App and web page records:
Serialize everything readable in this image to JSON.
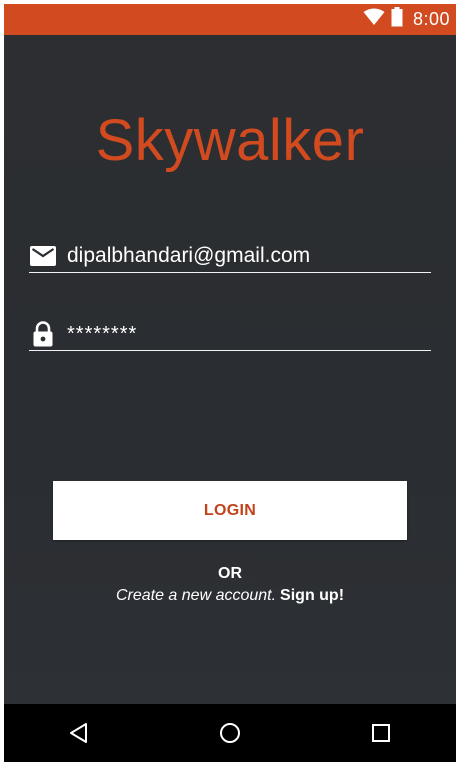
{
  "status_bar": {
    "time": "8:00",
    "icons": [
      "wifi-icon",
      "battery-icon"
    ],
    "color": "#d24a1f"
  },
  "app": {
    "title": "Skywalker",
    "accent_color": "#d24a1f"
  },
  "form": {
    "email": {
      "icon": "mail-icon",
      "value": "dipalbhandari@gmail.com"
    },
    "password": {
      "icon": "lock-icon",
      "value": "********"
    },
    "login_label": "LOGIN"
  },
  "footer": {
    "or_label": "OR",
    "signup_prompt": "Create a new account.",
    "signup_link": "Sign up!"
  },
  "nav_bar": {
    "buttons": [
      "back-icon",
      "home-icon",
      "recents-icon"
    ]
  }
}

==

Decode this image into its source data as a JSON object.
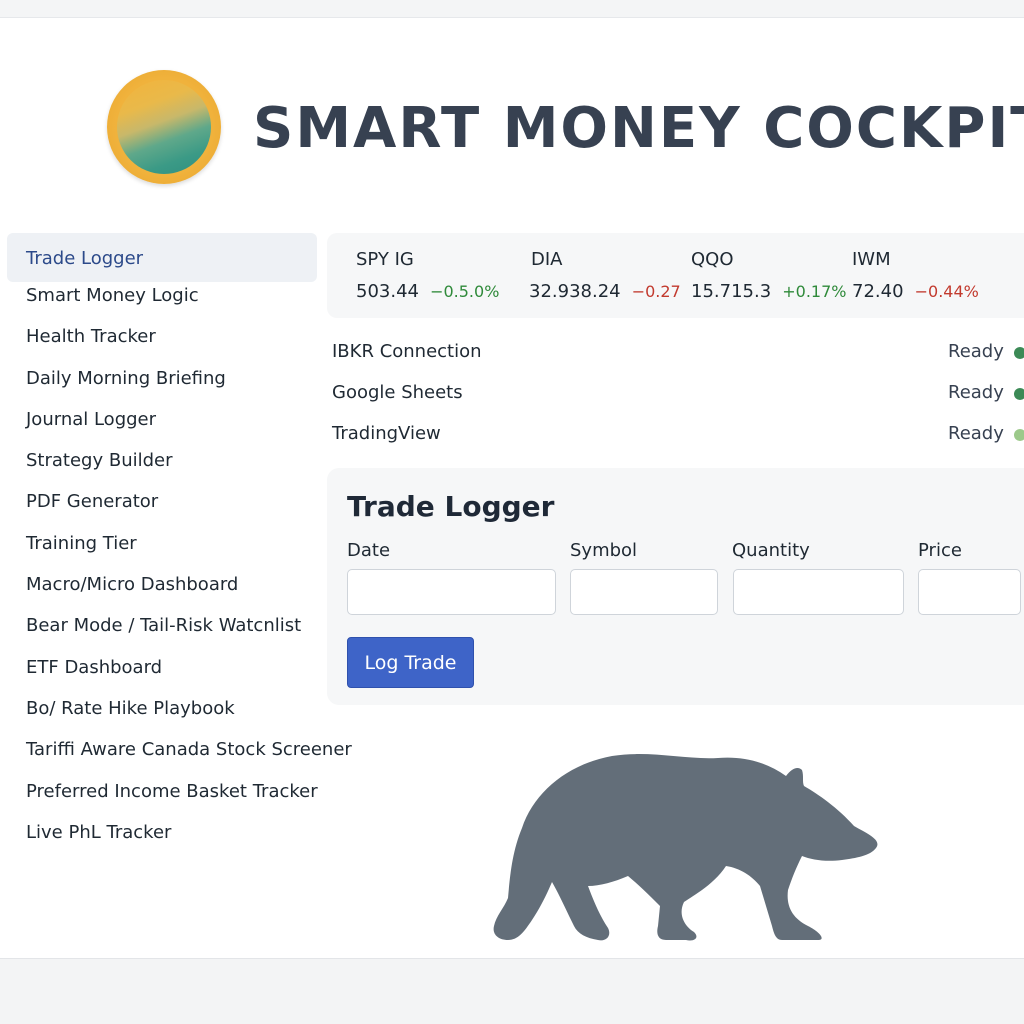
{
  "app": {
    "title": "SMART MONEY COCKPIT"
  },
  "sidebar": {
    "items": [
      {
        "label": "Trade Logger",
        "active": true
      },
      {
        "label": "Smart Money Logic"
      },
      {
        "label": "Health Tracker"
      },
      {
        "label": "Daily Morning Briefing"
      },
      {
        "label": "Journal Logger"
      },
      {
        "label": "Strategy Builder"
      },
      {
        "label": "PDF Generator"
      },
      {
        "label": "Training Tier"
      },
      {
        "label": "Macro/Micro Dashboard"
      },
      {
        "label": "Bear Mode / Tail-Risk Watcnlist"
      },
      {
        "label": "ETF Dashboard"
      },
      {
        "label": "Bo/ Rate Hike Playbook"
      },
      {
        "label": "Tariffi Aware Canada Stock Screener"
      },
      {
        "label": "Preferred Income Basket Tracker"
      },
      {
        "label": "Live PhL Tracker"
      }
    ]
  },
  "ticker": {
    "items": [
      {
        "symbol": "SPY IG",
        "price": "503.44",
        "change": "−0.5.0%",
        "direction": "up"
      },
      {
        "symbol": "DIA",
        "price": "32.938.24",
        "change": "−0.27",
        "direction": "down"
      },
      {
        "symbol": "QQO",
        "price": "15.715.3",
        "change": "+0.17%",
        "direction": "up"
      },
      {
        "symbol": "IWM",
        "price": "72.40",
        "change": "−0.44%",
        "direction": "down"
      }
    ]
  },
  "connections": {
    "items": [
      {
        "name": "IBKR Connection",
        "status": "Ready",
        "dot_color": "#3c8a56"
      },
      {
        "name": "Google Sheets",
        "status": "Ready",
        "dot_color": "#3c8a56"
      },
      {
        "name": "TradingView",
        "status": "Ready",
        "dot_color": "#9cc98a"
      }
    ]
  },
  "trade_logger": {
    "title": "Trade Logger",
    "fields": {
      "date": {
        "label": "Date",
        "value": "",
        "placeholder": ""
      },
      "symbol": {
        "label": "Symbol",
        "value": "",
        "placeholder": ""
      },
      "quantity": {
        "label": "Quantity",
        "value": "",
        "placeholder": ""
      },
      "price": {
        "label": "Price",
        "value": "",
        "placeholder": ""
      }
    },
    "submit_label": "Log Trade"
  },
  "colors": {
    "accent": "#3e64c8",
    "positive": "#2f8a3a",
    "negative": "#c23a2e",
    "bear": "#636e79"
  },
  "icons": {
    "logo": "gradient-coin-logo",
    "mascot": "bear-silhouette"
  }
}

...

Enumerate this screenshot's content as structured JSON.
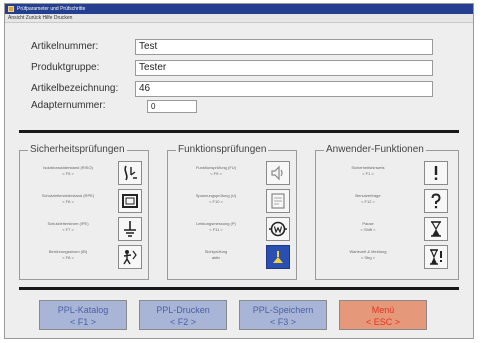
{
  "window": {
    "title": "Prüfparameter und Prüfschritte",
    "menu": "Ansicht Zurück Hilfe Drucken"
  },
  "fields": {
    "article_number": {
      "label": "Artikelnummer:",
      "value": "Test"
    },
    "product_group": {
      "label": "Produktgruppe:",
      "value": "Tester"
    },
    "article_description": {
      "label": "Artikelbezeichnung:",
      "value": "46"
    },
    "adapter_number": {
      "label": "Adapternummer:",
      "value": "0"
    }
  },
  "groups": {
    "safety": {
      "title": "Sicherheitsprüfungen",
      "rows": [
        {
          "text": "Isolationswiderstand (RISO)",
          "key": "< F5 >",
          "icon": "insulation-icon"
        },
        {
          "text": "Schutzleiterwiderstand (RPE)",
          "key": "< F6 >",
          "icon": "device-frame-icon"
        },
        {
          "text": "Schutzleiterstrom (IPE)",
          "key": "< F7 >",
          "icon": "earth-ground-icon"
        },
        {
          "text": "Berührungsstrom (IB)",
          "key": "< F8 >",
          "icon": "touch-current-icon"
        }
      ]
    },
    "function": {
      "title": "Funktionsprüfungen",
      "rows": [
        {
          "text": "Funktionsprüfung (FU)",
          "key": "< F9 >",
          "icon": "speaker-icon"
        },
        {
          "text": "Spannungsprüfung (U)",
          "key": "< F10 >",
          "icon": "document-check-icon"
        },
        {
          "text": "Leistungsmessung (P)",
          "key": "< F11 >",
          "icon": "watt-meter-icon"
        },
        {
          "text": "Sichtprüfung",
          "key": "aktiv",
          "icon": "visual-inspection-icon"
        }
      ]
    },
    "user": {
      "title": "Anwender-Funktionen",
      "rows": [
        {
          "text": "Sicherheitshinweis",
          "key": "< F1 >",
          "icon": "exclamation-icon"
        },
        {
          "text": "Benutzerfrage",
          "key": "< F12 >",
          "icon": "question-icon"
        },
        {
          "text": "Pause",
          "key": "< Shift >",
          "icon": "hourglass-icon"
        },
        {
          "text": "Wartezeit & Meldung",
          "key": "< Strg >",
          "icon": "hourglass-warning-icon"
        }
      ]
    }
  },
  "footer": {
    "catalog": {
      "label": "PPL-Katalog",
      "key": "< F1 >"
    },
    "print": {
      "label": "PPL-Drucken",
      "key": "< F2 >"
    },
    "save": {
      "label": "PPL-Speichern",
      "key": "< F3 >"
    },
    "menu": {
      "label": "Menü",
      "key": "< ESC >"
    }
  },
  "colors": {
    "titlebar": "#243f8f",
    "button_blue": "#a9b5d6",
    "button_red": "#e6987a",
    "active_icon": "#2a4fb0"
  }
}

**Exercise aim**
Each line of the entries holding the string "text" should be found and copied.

**Exercise response**
          "text": "Isolationswiderstand (RISO)",
          "text": "Schutzleiterwiderstand (RPE)",
          "text": "Schutzleiterstrom (IPE)",
          "text": "Berührungsstrom (IB)",
          "text": "Funktionsprüfung (FU)",
          "text": "Spannungsprüfung (U)",
          "text": "Leistungsmessung (P)",
          "text": "Sichtprüfung",
          "text": "Sicherheitshinweis",
          "text": "Benutzerfrage",
          "text": "Pause",
          "text": "Wartezeit & Meldung",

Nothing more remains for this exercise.